December 4, 2018 - 18:26 AMT
PanARMENIAN.Net - John White, a retired North Attleborough bioengineer, was diagnosed in early 2015 with aggressive prostate cancer. It had spread to his bladder and pelvic lymph nodes. It didn’t respond to hormone therapy and chemotherapy. His oncologist feared White might have only a year to live.
Then scientists at Foundation Medicine, a Cambridge biotech, ran a new diagnostic test to sequence the DNA of cancer cells in his prostate gland, which had been surgically removed. The bad news was that he had a rare form of the disease, marked by an extraordinary number of genetic changes in the cancerous cells. The good news: The new test showed that he might respond to any of three new immunotherapy drugs, The Boston Globe reports.
In August 2016 White began taking one of those drugs, Keytruda, sold by Merck & Co., which had been approved to treat several forms of cancer, although not prostate tumors. It worked. His cancer soon began to shrink. Two years later there’s no evidence of the disease. His oncologist wrote about the case in a medical journal and recently said his patient wouldn’t be alive if Foundation’s test hadn’t so swiftly guided him to the right medicine.
“That’s not hyperbole,” said Dr. Paul Mathew, of Tufts Medical Center. “I cannot think of another strategy I would have had in hand to control the disease so it didn’t take his life.”
White, 63, was no less effusive about Foundation’s test, which detects mutations in 324 genes in solid tumor samples and lists potential drugs to treat the cancer.
“It’s been a lifesaver to me,” he said. “I was only given months to live four years ago, and here I am still thriving.”
The Food and Drug Administration approved the test, called FoundationOne CDx, last November, marking a breakthrough in the era of personalized cancer medicine.

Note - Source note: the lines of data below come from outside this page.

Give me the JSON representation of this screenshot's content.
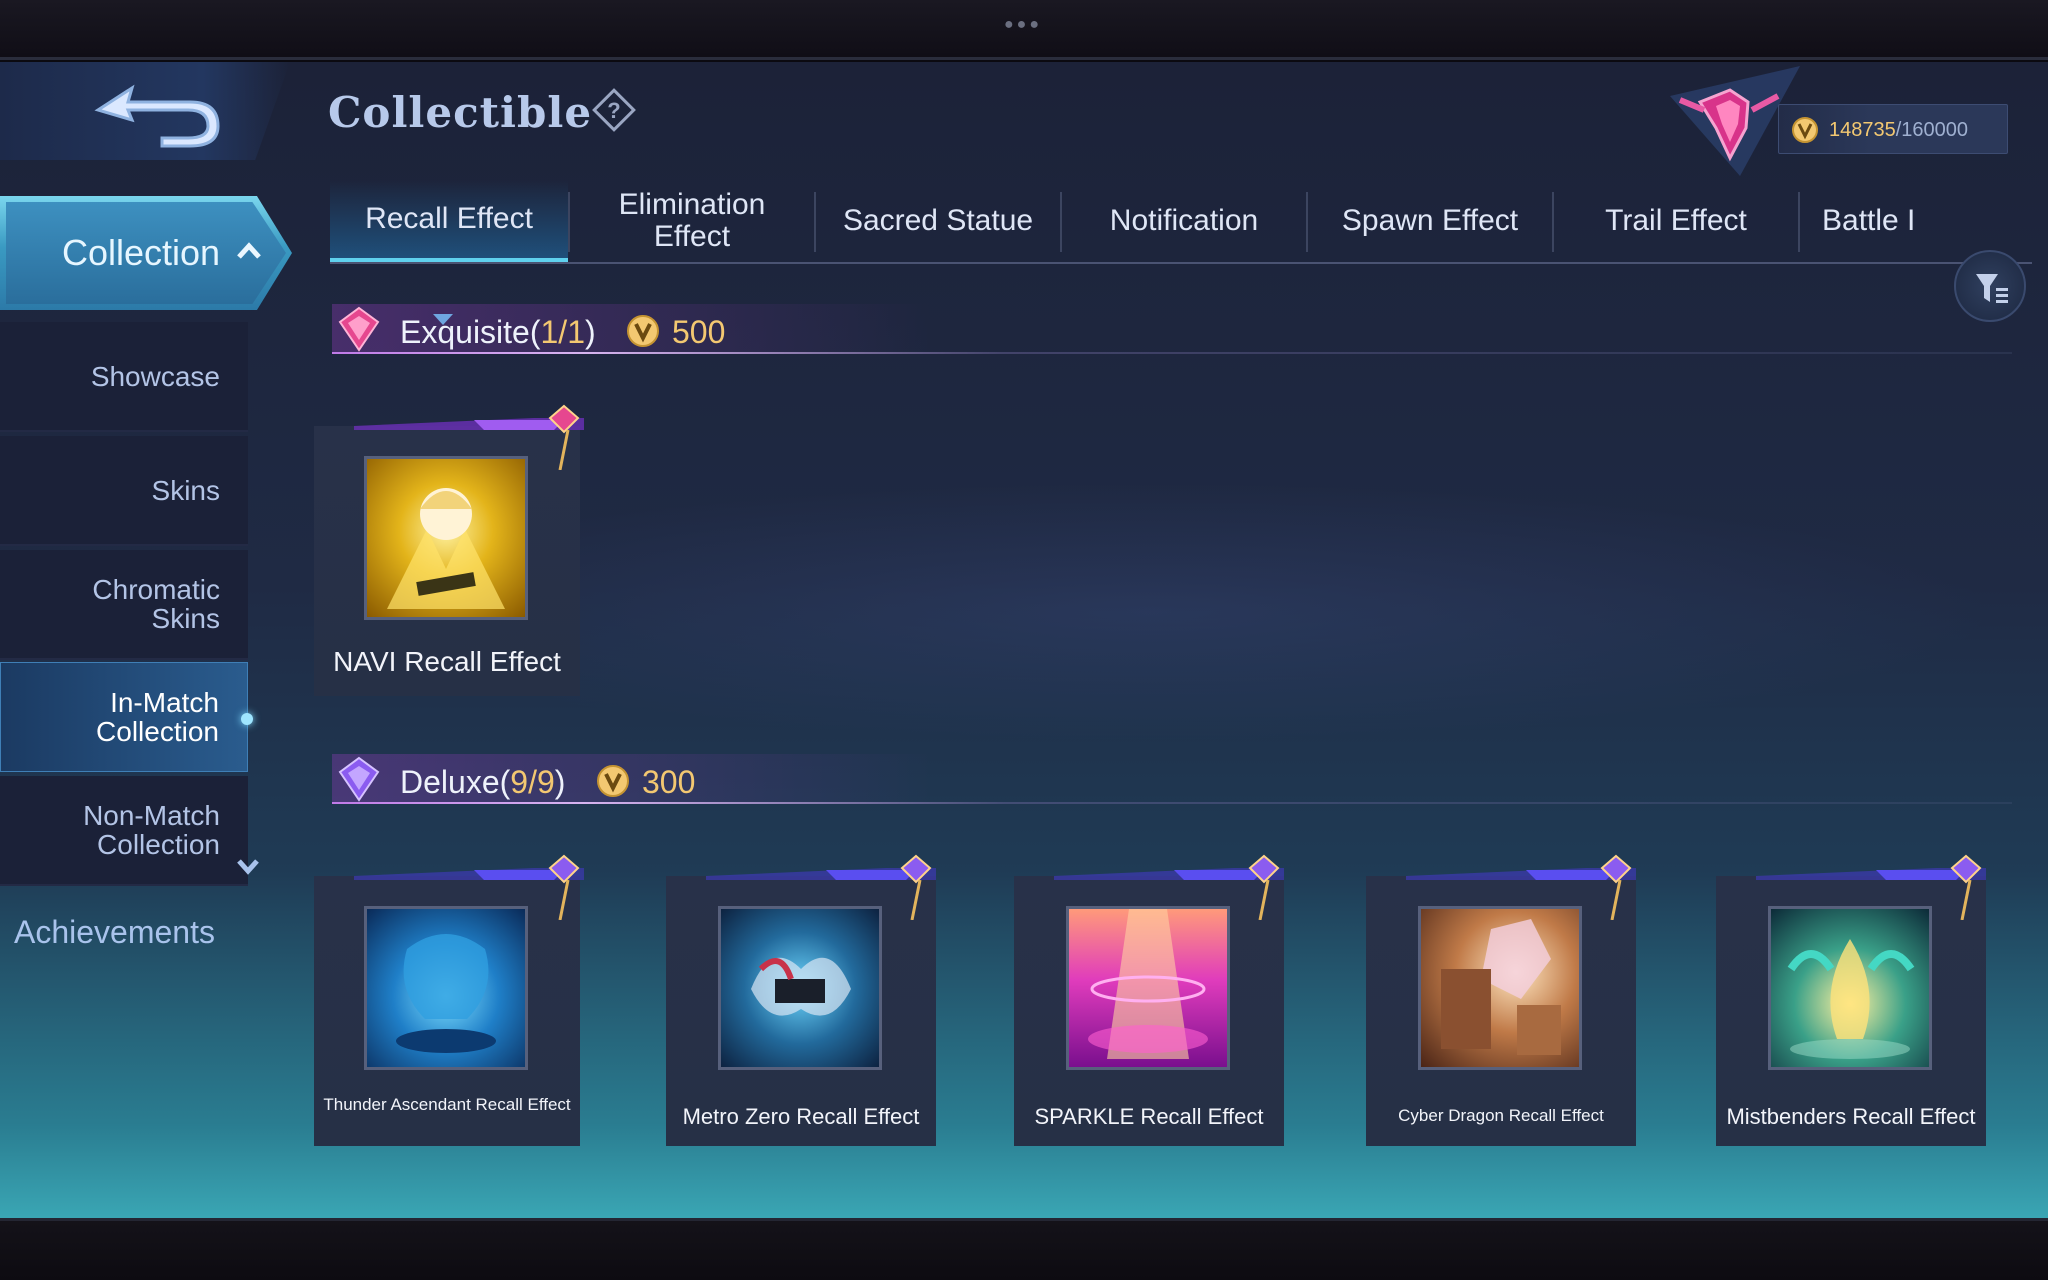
{
  "header": {
    "title": "Collectible",
    "points_current": "148735",
    "points_total": "/160000"
  },
  "sidebar": {
    "collection_label": "Collection",
    "items": [
      {
        "label": "Showcase",
        "active": false
      },
      {
        "label": "Skins",
        "active": false
      },
      {
        "label": "Chromatic Skins",
        "active": false
      },
      {
        "label": "In-Match Collection",
        "active": true
      },
      {
        "label": "Non-Match Collection",
        "active": false
      }
    ],
    "achievements_label": "Achievements"
  },
  "tabs": [
    {
      "label": "Recall Effect",
      "active": true
    },
    {
      "label": "Elimination Effect",
      "active": false
    },
    {
      "label": "Sacred Statue",
      "active": false
    },
    {
      "label": "Notification",
      "active": false
    },
    {
      "label": "Spawn Effect",
      "active": false
    },
    {
      "label": "Trail Effect",
      "active": false
    },
    {
      "label": "Battle I",
      "active": false
    }
  ],
  "sections": [
    {
      "tier": "Exquisite",
      "count": "1/1",
      "price": "500",
      "items": [
        {
          "name": "NAVI Recall Effect"
        }
      ]
    },
    {
      "tier": "Deluxe",
      "count": "9/9",
      "price": "300",
      "items": [
        {
          "name": "Thunder Ascendant Recall Effect"
        },
        {
          "name": "Metro Zero Recall Effect"
        },
        {
          "name": "SPARKLE Recall Effect"
        },
        {
          "name": "Cyber Dragon Recall Effect"
        },
        {
          "name": "Mistbenders Recall Effect"
        }
      ]
    }
  ],
  "colors": {
    "accent_cyan": "#5fd1ee",
    "gold": "#f3c871",
    "exquisite_pink": "#e6478f",
    "deluxe_purple": "#8b5cf0"
  }
}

The test yields a detailed report that lists the genomic features of tumors in patients with advanced cancer as well as medicines, approved or in clinical trials, that could treat it — all within about two weeks.
The FDA’s approval has stoked growth at Foundation, which was started in 2010. FoundationOne CDx is the flagship of three genomic profiling tests developed by the company, and it’s far and away the most widely used. Doctors have recommended Foundation’s tests to patients 80,000 to 100,000 times this year, according to a Foundation spokeswoman, and FoundationOne CDx accounted for over three-quarters of them.
Over the past year, Foundation’s work force has grown by about half, from about 600 employees to 900, according to Dr. Vincent Miller, its chief medical officer. Miller said he expected similar growth this coming year.